18th annual PURC Symposium boasts record number of presentations

There were a record 130 presentations at the 18th annual Pembroke Undergraduate Research & Creativity (PURC) Symposium on April 10, 2024

Hunter Ivey has always been fascinated with insects––most recently, fire ants and honeydew insects. Ivey’s eyes lit up as the UNC Pembroke junior was probed about his years-long research studying the dietary relationships between the minuscule bugs and invasive plants native to longleaf pine savannas in North Carolina.


When ryegrass showed up in the fire ants’ diets, the discovery piqued his curiosity. Ryegrass isn’t naturally found in longleaf pine savannas.


“We believe that honeydew insects––which are small flying insects that suck sap out of plants––are leaving the sites, feeding on ryegrass from nearby agricultural fields, then flying back to our sites and excreting honeydew that ants would capitalize on,” Ivey said. 


Ivey’s excitement reached a new high when the opportunity arose to present his research before a roomful of his fellow undergraduate researchers and faculty mentors. Ivey was among a record 130 presenters at the 18th annual Pembroke Undergraduate Research & Creativity (PURC) Symposium. The Mary Livermore Library was abuzz with chatter as student scholars engaged in impromptu Q&As about broad-ranging research from field ecology, molecular biology, 3D printing, and physiology genetics to reproductive studies in cattle. While PURC is traditionally dominated by the physical sciences, art and humanities faculty are encouraging more of their students, like first-time presenter Ray Eddy, to participate.


Eddy, a sophomore studio art major who began writing poetry in middle school, displayed an interactive book-binding printmaking and poetry exhibit. Her book of confessional poetry is made entirely from cyanotype prints––one of the oldest forms of printmaking––which uses paper coated with a solution of iron salts.


“This has been an amazing opportunity,” Eddy said. “This is a type of feedback or critique I don’t get in my art classes. It’s great to receive perspectives from people who are from all fields. That’s one of the things I appreciate about the symposium.”


Eddy recited a passage from her book ‘Dirty Laundry’ during the entertainment portion of the symposium, which also featured an original composition by music major Silas Seigler.


This year’s showing represented the most student presentations in the history of the PURC Symposium––very different from the two dozen academic posters when it began in 2006, according to PURC center director Brandon Sanderson. 

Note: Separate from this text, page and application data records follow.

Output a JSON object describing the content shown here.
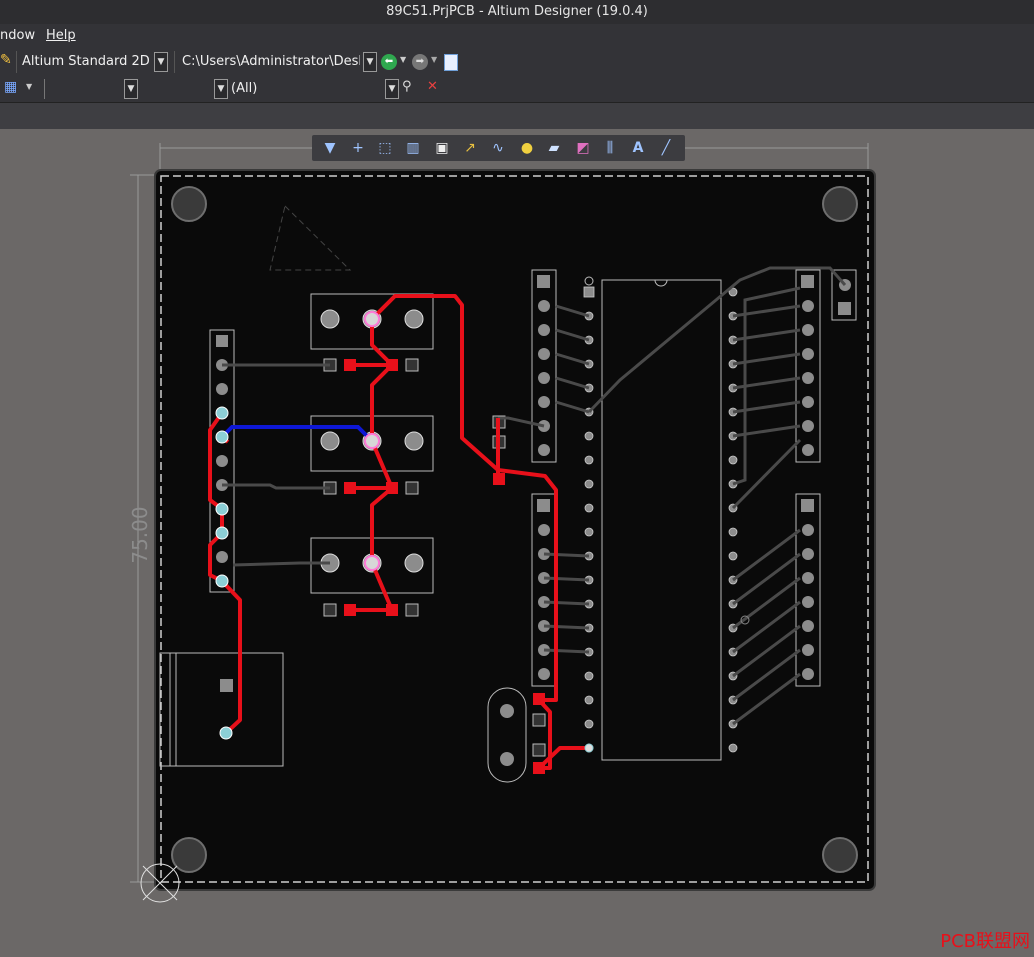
{
  "window": {
    "title": "89C51.PrjPCB - Altium Designer (19.0.4)"
  },
  "menu": {
    "items": [
      "ndow",
      "Help"
    ]
  },
  "toolbar": {
    "view_mode": "Altium Standard 2D",
    "path": "C:\\Users\\Administrator\\Deskto",
    "filter_value": "(All)"
  },
  "pcb_toolbar": {
    "tools": [
      "filter-icon",
      "place-icon",
      "select-rect-icon",
      "chart-icon",
      "component-icon",
      "interactive-route-icon",
      "diff-pair-icon",
      "via-icon",
      "polygon-icon",
      "region-icon",
      "layer-stack-icon",
      "text-icon",
      "line-icon"
    ]
  },
  "board": {
    "dimension_label": "75.00"
  },
  "watermark": "PCB联盟网",
  "colors": {
    "board": "#0a0a0a",
    "top_track": "#e8101a",
    "bottom_track": "#0e18d6",
    "outline": "#bfbfbf",
    "pad": "#8c8c8c"
  }
}
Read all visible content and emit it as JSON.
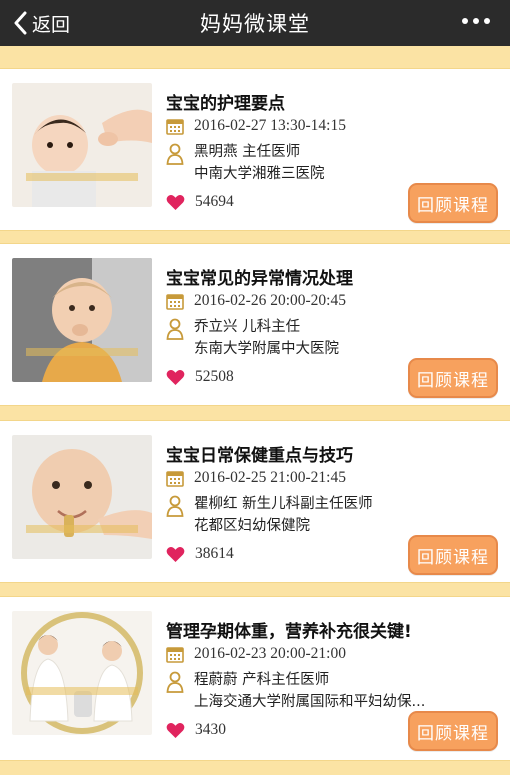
{
  "header": {
    "back_label": "返回",
    "title": "妈妈微课堂",
    "more_icon": "more-icon"
  },
  "courses": [
    {
      "title": "宝宝的护理要点",
      "datetime": "2016-02-27 13:30-14:15",
      "teacher": "黑明燕 主任医师",
      "hospital": "中南大学湘雅三医院",
      "likes": "54694",
      "button": "回顾课程"
    },
    {
      "title": "宝宝常见的异常情况处理",
      "datetime": "2016-02-26 20:00-20:45",
      "teacher": "乔立兴 儿科主任",
      "hospital": "东南大学附属中大医院",
      "likes": "52508",
      "button": "回顾课程"
    },
    {
      "title": "宝宝日常保健重点与技巧",
      "datetime": "2016-02-25 21:00-21:45",
      "teacher": "瞿柳红 新生儿科副主任医师",
      "hospital": "花都区妇幼保健院",
      "likes": "38614",
      "button": "回顾课程"
    },
    {
      "title": "管理孕期体重，营养补充很关键!",
      "datetime": "2016-02-23 20:00-21:00",
      "teacher": "程蔚蔚 产科主任医师",
      "hospital": "上海交通大学附属国际和平妇幼保...",
      "likes": "3430",
      "button": "回顾课程"
    }
  ],
  "colors": {
    "topbar": "#2b2b2b",
    "separator": "#fbe3a4",
    "button": "#f7a15e",
    "heart": "#e0245e",
    "icon_gold": "#c79a3a"
  }
}
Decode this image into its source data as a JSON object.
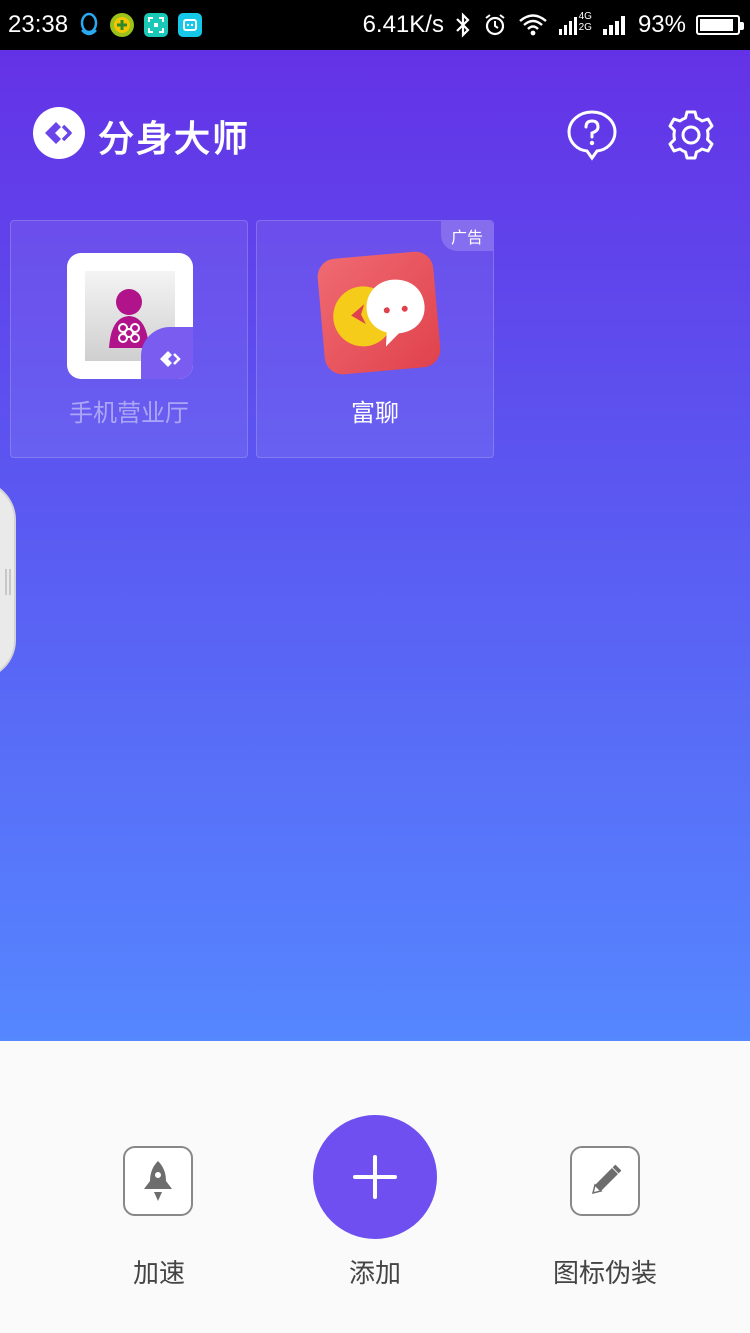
{
  "status_bar": {
    "time": "23:38",
    "net_speed": "6.41K/s",
    "network_type_top": "4G",
    "network_type_bottom": "2G",
    "battery": "93%",
    "battery_level": 0.93
  },
  "header": {
    "title": "分身大师",
    "help_icon": "question-bubble-icon",
    "settings_icon": "gear-icon"
  },
  "apps": [
    {
      "label": "手机营业厅",
      "icon": "china-unicom-icon",
      "cloned": true
    },
    {
      "label": "富聊",
      "icon": "fuliao-chat-icon",
      "ad": "广告"
    }
  ],
  "bottom_bar": {
    "speed_label": "加速",
    "add_label": "添加",
    "disguise_label": "图标伪装"
  },
  "colors": {
    "gradient_top": "#6432e6",
    "gradient_bottom": "#5587ff",
    "accent": "#6f4ff0"
  }
}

The PURC center supports and promotes inquiry, discovery and creativity in scholarship and the arts through mentored research experiences with faculty and other regional, national and international scholars and professionals. The center facilitates and coordinates preparation in research skills necessary for professional fields and graduate study.


“PURC is for students who want to go above and beyond in the classroom,” Sanderson, a longtime art professor. “If they want to go to graduate school, we provide grants and faculty mentoring opportunities to help them compete with bigger, more prestigious universities to get into programs.


“I find it to be one of the rewarding aspects of my service as a faculty member and as the director because it translates directly into excellent student outcomes,” Sanderson added. 


During this academic year, PURC-funded students received support to conduct research through 17 fellowships and presented research and creative works at three international, 20 national and 13 regional conferences. Ivey presented his independent research at the Joint Annual Meeting of the Entomological Society of America, Entomological Society of Canada, and Entomological Society of British Columbia in Vancouver, Canada.


“I met some amazing people, made some contacts and built connections,” Ivey said. “The chance to present to people in the entomology field from all over the world was a once-in-a-lifetime opportunity.”